▸ **What the task requires**: Filter these records by the string "title", copying each line that holds it.

▸ **App and web page records**:
:::::
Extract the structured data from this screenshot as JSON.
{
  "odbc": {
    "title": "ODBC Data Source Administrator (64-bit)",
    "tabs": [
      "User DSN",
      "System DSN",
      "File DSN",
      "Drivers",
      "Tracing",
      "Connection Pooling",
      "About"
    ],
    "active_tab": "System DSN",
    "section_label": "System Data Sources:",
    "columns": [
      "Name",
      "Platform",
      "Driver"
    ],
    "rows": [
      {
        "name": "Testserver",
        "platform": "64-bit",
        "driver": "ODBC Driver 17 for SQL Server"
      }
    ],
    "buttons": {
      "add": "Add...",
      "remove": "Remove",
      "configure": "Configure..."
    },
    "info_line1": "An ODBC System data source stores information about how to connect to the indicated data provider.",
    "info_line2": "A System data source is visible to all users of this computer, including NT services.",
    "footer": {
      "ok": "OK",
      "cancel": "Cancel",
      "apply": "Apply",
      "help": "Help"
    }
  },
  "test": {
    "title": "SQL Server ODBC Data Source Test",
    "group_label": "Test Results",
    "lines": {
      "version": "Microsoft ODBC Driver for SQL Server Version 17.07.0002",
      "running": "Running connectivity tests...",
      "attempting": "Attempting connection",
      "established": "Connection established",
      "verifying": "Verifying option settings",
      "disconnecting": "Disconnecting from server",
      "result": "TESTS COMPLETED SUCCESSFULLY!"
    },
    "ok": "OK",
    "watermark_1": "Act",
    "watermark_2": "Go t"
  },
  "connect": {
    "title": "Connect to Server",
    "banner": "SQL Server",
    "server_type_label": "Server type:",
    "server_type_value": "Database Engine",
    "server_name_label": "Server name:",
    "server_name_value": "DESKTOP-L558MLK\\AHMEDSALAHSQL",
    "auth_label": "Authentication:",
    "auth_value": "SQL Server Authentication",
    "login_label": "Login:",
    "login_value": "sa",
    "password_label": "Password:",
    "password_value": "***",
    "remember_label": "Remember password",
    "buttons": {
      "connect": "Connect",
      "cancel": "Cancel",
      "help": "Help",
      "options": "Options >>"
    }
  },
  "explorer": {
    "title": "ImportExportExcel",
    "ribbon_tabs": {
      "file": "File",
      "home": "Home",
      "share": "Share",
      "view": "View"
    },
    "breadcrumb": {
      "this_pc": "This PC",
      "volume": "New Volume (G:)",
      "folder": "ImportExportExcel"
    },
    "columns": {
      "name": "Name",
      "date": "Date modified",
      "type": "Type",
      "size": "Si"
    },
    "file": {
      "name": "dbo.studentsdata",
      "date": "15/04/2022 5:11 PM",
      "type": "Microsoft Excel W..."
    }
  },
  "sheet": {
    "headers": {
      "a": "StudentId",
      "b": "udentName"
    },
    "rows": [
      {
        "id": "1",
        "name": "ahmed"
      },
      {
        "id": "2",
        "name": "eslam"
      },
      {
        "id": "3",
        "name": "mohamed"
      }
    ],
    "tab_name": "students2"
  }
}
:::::
▸ **Exercise response**:
    "title": "ODBC Data Source Administrator (64-bit)",
    "title": "SQL Server ODBC Data Source Test",
    "title": "Connect to Server",
    "title": "ImportExportExcel",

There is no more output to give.